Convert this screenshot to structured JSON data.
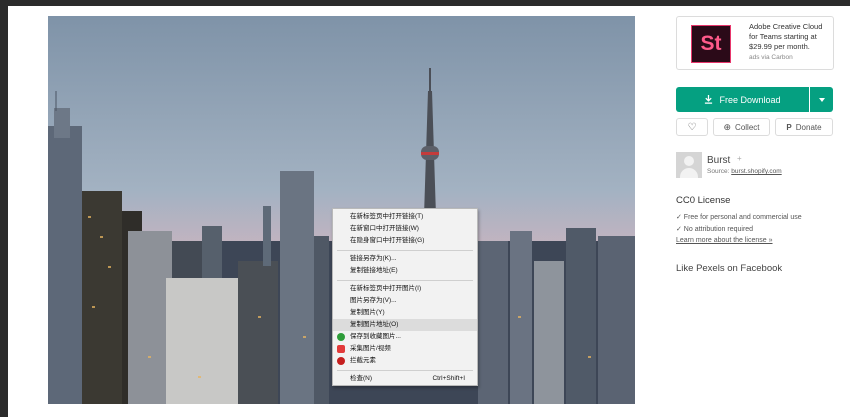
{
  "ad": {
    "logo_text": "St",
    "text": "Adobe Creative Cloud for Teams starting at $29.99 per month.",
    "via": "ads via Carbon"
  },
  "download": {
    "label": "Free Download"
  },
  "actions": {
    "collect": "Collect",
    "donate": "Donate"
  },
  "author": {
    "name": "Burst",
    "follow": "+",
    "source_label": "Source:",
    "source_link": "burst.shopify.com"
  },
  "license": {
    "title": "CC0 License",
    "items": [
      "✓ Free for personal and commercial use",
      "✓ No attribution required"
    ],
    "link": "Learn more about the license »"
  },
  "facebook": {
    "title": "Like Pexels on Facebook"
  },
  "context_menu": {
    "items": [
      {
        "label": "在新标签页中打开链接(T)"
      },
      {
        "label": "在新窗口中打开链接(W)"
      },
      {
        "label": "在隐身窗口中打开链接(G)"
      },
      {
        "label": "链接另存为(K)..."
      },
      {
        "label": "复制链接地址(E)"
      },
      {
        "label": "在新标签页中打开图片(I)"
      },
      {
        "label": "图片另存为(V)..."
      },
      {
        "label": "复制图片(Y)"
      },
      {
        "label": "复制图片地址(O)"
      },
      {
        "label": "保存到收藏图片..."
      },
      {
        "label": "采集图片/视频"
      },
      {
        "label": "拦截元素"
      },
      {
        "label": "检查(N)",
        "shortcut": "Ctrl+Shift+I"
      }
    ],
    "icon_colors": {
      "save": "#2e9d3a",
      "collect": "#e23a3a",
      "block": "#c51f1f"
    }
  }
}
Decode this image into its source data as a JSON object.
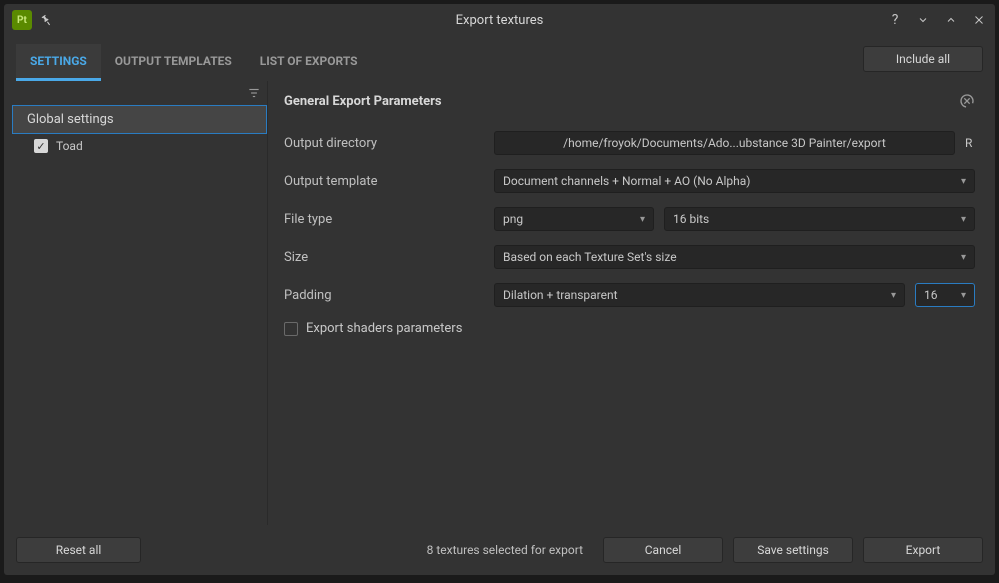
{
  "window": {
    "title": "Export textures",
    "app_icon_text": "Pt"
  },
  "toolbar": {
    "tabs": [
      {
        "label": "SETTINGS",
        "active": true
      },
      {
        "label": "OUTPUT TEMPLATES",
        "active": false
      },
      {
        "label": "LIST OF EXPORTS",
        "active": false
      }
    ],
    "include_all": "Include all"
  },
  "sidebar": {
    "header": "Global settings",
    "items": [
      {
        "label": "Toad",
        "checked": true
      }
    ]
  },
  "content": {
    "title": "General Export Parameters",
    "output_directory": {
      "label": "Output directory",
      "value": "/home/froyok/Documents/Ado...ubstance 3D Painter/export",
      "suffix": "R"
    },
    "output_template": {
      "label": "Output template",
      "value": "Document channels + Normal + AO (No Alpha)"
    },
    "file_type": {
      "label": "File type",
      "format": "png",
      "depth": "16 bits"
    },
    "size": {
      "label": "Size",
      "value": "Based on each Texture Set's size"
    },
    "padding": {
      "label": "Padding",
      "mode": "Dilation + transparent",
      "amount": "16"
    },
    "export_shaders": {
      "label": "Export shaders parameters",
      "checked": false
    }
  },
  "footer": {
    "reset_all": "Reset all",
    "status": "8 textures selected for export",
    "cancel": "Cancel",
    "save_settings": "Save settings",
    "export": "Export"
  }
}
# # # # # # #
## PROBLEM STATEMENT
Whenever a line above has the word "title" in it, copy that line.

## OUTPUT BELOW
    "title": "CC0 License",
    "title": "Like Pexels on Facebook"
    "title": "Export textures",
    "title": "General Export Parameters",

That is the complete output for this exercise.